We arrived in the mid-afternoon, so it was perfect for panoramic views of the sunset
Another end to a fabulous Tuscan day. Stay tuned for a couple more posts of our Tuscan travels.
Tuscany and Nature,
Enjoy some Parmigianino cheese, olives, and a glass of Chianti.
To those in the States, have a safe and filling Thanksgiving.
Are you ready for some history accompanied by pictures? Well then, get yourself a cup of tea, coffee, or if it’s that time, something a bit stronger and relax as I take you through some hidden Tuscany gems. This journey will be in a few parts.
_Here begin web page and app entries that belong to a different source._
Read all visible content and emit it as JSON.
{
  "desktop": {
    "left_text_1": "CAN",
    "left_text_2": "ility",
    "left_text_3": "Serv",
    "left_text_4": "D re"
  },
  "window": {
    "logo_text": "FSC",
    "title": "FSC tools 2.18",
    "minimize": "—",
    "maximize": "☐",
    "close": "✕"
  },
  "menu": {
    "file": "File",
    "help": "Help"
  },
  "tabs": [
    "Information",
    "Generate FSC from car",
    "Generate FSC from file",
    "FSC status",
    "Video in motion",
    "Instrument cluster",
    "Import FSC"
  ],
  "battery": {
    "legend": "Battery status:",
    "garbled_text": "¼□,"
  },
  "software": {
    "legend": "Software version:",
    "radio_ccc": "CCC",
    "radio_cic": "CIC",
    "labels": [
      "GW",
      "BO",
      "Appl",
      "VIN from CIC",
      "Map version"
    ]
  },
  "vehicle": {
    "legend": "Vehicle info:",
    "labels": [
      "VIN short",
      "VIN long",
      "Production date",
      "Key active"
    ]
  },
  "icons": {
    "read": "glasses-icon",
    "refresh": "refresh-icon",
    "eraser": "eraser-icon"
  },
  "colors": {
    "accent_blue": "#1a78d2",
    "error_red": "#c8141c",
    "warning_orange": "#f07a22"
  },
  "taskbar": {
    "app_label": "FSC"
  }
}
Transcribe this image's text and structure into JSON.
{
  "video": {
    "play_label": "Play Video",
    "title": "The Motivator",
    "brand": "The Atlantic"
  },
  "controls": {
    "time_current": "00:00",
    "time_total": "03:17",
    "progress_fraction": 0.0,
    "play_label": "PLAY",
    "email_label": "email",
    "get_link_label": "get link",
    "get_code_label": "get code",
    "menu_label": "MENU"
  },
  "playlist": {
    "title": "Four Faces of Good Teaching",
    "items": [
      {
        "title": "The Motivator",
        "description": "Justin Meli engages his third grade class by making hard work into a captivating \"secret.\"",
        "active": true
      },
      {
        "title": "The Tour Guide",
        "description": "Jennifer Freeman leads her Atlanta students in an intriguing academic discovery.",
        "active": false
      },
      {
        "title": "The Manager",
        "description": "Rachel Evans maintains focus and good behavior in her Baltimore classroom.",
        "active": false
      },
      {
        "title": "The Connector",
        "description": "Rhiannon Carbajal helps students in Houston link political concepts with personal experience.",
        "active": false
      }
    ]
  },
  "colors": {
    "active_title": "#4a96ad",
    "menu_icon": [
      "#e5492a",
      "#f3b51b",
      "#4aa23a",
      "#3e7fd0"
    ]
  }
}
I tried to narrow it down the best I could regarding the pictures, and choosing those that represent the places we visited, along with objects or people as well.
Our road trip started from western Germany, heading south toward Austria, and then Italy—approximately a 15-hour drive. We arrived in the evening, so the later part of the journey through the mountains was in the dark, and when I say dark, I mean dark. There are no street lights to guide you on the narrow roads. And, as a warning, drive at your own risk. I believe Italian drivers consider speed limits are suggestions.
After a good night’s sleep, we woke to a sunny Tuscany. This is the place and area where we stayed.
We chose the town of Poppi in the Province of Arezzo, which is on the eastern side of Tuscany; east of Florence and Northeast of Siena. I pictured rolling hills, vineyards, and olive groves, but Tuscany is more than that. Poppi is rugged with mountains and forests, whereas other parts of Tuscany taper off into the vineyards and olive groves. Ruled by the Guidi Family from the early 1000’s until 1289, Poppi’s medieval town still embraces years gone by.
First mention of the Castle of Poppi was in 1169. A picture of an older couple looking out onto the hills
This man was painting over old lettering. I don’t know if this is a craft or what the process is called.
The next day we decided to do some hiking in the Pratomagno mountain range. The Arno River runs on both sides of this range and its highest peak is approximately 5,226 feet. Of course, we drove through the mountain range and walked 600 feet up.
This is my husband, his aunt, and Shakespeare hiking up the mountain.
And this is what we were walking toward.
There were wild horses roaming around. To my surprise, they were friendly and kept following my husband’s aunt because she had an apple in her backpack.
We did a day trip to Siena, which is about 2 hours from Poppi. The historic center is part of the the UNESCO World Heritage Site. Like many areas in Tuscany, Siena was first settled by Etruscans, approximately around 900 BC, by a tribe called the Saina. Local legend believes the town was founded by Senius and Aschius, who were the nephews of Romulus whom Rome was named after. They fled Rome after Romulus killed their father. This pottery store was built within a cave. This is a sculpture on the wall. This is the University’s courtyard. And last, a tired Shakespeare ready to crash in the car.
And this ends this part of our trip. Stay tuned for a few more Tuscany travel posts.